- **EXERCISE BRIEF**:
Would you print all of the entries word for word?

==============================

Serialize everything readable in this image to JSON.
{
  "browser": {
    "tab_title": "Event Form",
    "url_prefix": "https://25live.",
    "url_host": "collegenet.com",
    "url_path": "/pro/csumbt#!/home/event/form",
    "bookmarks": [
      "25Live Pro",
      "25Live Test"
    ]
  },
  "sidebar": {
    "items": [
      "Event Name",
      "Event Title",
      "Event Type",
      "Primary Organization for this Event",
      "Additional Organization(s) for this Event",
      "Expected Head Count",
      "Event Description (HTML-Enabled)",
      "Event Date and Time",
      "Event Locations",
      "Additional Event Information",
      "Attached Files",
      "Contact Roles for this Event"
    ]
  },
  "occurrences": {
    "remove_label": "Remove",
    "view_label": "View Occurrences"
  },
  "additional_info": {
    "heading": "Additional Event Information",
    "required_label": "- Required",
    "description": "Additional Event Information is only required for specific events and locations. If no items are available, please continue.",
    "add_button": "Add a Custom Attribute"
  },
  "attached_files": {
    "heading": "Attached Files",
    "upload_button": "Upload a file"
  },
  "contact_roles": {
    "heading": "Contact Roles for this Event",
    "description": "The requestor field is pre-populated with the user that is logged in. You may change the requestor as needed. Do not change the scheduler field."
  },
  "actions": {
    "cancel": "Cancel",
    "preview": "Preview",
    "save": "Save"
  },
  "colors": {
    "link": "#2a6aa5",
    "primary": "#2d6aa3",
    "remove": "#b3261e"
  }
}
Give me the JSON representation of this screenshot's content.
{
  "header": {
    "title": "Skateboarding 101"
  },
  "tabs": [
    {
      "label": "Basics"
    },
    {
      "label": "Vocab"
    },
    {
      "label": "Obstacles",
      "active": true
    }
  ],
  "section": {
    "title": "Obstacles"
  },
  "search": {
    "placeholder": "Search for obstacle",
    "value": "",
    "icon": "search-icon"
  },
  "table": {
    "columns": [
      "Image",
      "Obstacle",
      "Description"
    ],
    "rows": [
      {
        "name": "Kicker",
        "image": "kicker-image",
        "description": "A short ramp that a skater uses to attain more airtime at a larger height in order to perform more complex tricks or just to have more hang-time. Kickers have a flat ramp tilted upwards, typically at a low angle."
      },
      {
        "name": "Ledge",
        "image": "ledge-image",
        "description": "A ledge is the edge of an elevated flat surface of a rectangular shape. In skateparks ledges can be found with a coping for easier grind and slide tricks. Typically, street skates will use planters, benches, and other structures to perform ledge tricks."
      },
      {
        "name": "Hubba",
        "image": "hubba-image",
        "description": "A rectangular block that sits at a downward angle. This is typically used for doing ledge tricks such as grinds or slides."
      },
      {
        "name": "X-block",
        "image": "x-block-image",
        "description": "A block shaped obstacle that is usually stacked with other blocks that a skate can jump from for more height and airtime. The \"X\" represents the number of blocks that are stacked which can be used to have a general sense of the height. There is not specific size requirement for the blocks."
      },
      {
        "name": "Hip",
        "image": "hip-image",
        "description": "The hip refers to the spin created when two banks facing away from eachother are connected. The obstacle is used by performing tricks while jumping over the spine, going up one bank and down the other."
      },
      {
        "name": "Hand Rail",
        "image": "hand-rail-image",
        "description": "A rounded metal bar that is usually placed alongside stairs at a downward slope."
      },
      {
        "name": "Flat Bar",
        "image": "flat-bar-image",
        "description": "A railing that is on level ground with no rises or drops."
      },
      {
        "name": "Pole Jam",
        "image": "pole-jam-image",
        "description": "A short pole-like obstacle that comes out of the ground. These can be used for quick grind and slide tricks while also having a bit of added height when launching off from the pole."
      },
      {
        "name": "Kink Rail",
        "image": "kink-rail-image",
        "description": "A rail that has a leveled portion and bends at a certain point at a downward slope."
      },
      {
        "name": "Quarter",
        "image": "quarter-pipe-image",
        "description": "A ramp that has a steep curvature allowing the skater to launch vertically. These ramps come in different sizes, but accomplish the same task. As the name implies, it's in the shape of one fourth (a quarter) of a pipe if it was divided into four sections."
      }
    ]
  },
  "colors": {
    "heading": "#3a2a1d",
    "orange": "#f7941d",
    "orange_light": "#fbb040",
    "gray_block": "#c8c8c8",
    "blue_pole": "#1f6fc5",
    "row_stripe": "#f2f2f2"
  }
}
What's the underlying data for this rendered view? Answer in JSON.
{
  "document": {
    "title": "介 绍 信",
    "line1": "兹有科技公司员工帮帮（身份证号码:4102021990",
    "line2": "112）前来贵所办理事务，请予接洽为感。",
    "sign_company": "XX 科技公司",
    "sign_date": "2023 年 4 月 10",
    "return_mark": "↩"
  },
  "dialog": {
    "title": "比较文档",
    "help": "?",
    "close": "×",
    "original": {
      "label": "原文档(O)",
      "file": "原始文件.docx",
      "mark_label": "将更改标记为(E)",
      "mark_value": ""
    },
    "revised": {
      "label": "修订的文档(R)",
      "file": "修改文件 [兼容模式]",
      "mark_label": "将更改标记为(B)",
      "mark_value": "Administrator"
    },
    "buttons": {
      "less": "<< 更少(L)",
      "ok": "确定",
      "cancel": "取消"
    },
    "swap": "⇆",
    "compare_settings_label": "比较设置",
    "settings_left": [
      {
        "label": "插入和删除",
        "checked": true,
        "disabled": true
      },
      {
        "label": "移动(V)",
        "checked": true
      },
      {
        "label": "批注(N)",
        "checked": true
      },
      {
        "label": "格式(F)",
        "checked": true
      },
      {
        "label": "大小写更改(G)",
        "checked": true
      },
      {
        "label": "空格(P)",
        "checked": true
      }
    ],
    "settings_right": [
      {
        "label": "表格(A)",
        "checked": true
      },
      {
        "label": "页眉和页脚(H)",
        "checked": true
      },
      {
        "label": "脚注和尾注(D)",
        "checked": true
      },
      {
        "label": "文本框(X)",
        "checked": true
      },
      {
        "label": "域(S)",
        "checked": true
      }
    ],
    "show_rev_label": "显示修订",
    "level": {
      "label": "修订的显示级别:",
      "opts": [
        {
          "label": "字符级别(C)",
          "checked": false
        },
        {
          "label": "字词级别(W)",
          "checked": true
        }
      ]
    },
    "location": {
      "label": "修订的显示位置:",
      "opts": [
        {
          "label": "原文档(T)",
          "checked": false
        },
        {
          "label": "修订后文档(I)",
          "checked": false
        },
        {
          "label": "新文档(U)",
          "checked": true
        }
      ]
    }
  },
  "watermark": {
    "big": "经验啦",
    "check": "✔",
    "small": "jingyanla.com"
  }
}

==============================

- **EXERCISE RESULT**:
Serialize everything readable in this image to JSON.
{
  "browser": {
    "tab_title": "Event Form",
    "url_prefix": "https://25live.",
    "url_host": "collegenet.com",
    "url_path": "/pro/csumbt#!/home/event/form",
    "bookmarks": [
      "25Live Pro",
      "25Live Test"
    ]
  },
  "sidebar": {
    "items": [
      "Event Name",
      "Event Title",
      "Event Type",
      "Primary Organization for this Event",
      "Additional Organization(s) for this Event",
      "Expected Head Count",
      "Event Description (HTML-Enabled)",
      "Event Date and Time",
      "Event Locations",
      "Additional Event Information",
      "Attached Files",
      "Contact Roles for this Event"
    ]
  },
  "occurrences": {
    "remove_label": "Remove",
    "view_label": "View Occurrences"
  },
  "additional_info": {
    "heading": "Additional Event Information",
    "required_label": "- Required",
    "description": "Additional Event Information is only required for specific events and locations. If no items are available, please continue.",
    "add_button": "Add a Custom Attribute"
  },
  "attached_files": {
    "heading": "Attached Files",
    "upload_button": "Upload a file"
  },
  "contact_roles": {
    "heading": "Contact Roles for this Event",
    "description": "The requestor field is pre-populated with the user that is logged in. You may change the requestor as needed. Do not change the scheduler field."
  },
  "actions": {
    "cancel": "Cancel",
    "preview": "Preview",
    "save": "Save"
  },
  "colors": {
    "link": "#2a6aa5",
    "primary": "#2d6aa3",
    "remove": "#b3261e"
  }
}
Give me the JSON representation of this screenshot's content.
{
  "header": {
    "title": "Skateboarding 101"
  },
  "tabs": [
    {
      "label": "Basics"
    },
    {
      "label": "Vocab"
    },
    {
      "label": "Obstacles",
      "active": true
    }
  ],
  "section": {
    "title": "Obstacles"
  },
  "search": {
    "placeholder": "Search for obstacle",
    "value": "",
    "icon": "search-icon"
  },
  "table": {
    "columns": [
      "Image",
      "Obstacle",
      "Description"
    ],
    "rows": [
      {
        "name": "Kicker",
        "image": "kicker-image",
        "description": "A short ramp that a skater uses to attain more airtime at a larger height in order to perform more complex tricks or just to have more hang-time. Kickers have a flat ramp tilted upwards, typically at a low angle."
      },
      {
        "name": "Ledge",
        "image": "ledge-image",
        "description": "A ledge is the edge of an elevated flat surface of a rectangular shape. In skateparks ledges can be found with a coping for easier grind and slide tricks. Typically, street skates will use planters, benches, and other structures to perform ledge tricks."
      },
      {
        "name": "Hubba",
        "image": "hubba-image",
        "description": "A rectangular block that sits at a downward angle. This is typically used for doing ledge tricks such as grinds or slides."
      },
      {
        "name": "X-block",
        "image": "x-block-image",
        "description": "A block shaped obstacle that is usually stacked with other blocks that a skate can jump from for more height and airtime. The \"X\" represents the number of blocks that are stacked which can be used to have a general sense of the height. There is not specific size requirement for the blocks."
      },
      {
        "name": "Hip",
        "image": "hip-image",
        "description": "The hip refers to the spin created when two banks facing away from eachother are connected. The obstacle is used by performing tricks while jumping over the spine, going up one bank and down the other."
      },
      {
        "name": "Hand Rail",
        "image": "hand-rail-image",
        "description": "A rounded metal bar that is usually placed alongside stairs at a downward slope."
      },
      {
        "name": "Flat Bar",
        "image": "flat-bar-image",
        "description": "A railing that is on level ground with no rises or drops."
      },
      {
        "name": "Pole Jam",
        "image": "pole-jam-image",
        "description": "A short pole-like obstacle that comes out of the ground. These can be used for quick grind and slide tricks while also having a bit of added height when launching off from the pole."
      },
      {
        "name": "Kink Rail",
        "image": "kink-rail-image",
        "description": "A rail that has a leveled portion and bends at a certain point at a downward slope."
      },
      {
        "name": "Quarter",
        "image": "quarter-pipe-image",
        "description": "A ramp that has a steep curvature allowing the skater to launch vertically. These ramps come in different sizes, but accomplish the same task. As the name implies, it's in the shape of one fourth (a quarter) of a pipe if it was divided into four sections."
      }
    ]
  },
  "colors": {
    "heading": "#3a2a1d",
    "orange": "#f7941d",
    "orange_light": "#fbb040",
    "gray_block": "#c8c8c8",
    "blue_pole": "#1f6fc5",
    "row_stripe": "#f2f2f2"
  }
}
What's the underlying data for this rendered view? Answer in JSON.
{
  "document": {
    "title": "介 绍 信",
    "line1": "兹有科技公司员工帮帮（身份证号码:4102021990",
    "line2": "112）前来贵所办理事务，请予接洽为感。",
    "sign_company": "XX 科技公司",
    "sign_date": "2023 年 4 月 10",
    "return_mark": "↩"
  },
  "dialog": {
    "title": "比较文档",
    "help": "?",
    "close": "×",
    "original": {
      "label": "原文档(O)",
      "file": "原始文件.docx",
      "mark_label": "将更改标记为(E)",
      "mark_value": ""
    },
    "revised": {
      "label": "修订的文档(R)",
      "file": "修改文件 [兼容模式]",
      "mark_label": "将更改标记为(B)",
      "mark_value": "Administrator"
    },
    "buttons": {
      "less": "<< 更少(L)",
      "ok": "确定",
      "cancel": "取消"
    },
    "swap": "⇆",
    "compare_settings_label": "比较设置",
    "settings_left": [
      {
        "label": "插入和删除",
        "checked": true,
        "disabled": true
      },
      {
        "label": "移动(V)",
        "checked": true
      },
      {
        "label": "批注(N)",
        "checked": true
      },
      {
        "label": "格式(F)",
        "checked": true
      },
      {
        "label": "大小写更改(G)",
        "checked": true
      },
      {
        "label": "空格(P)",
        "checked": true
      }
    ],
    "settings_right": [
      {
        "label": "表格(A)",
        "checked": true
      },
      {
        "label": "页眉和页脚(H)",
        "checked": true
      },
      {
        "label": "脚注和尾注(D)",
        "checked": true
      },
      {
        "label": "文本框(X)",
        "checked": true
      },
      {
        "label": "域(S)",
        "checked": true
      }
    ],
    "show_rev_label": "显示修订",
    "level": {
      "label": "修订的显示级别:",
      "opts": [
        {
          "label": "字符级别(C)",
          "checked": false
        },
        {
          "label": "字词级别(W)",
          "checked": true
        }
      ]
    },
    "location": {
      "label": "修订的显示位置:",
      "opts": [
        {
          "label": "原文档(T)",
          "checked": false
        },
        {
          "label": "修订后文档(I)",
          "checked": false
        },
        {
          "label": "新文档(U)",
          "checked": true
        }
      ]
    }
  },
  "watermark": {
    "big": "经验啦",
    "check": "✔",
    "small": "jingyanla.com"
  }
}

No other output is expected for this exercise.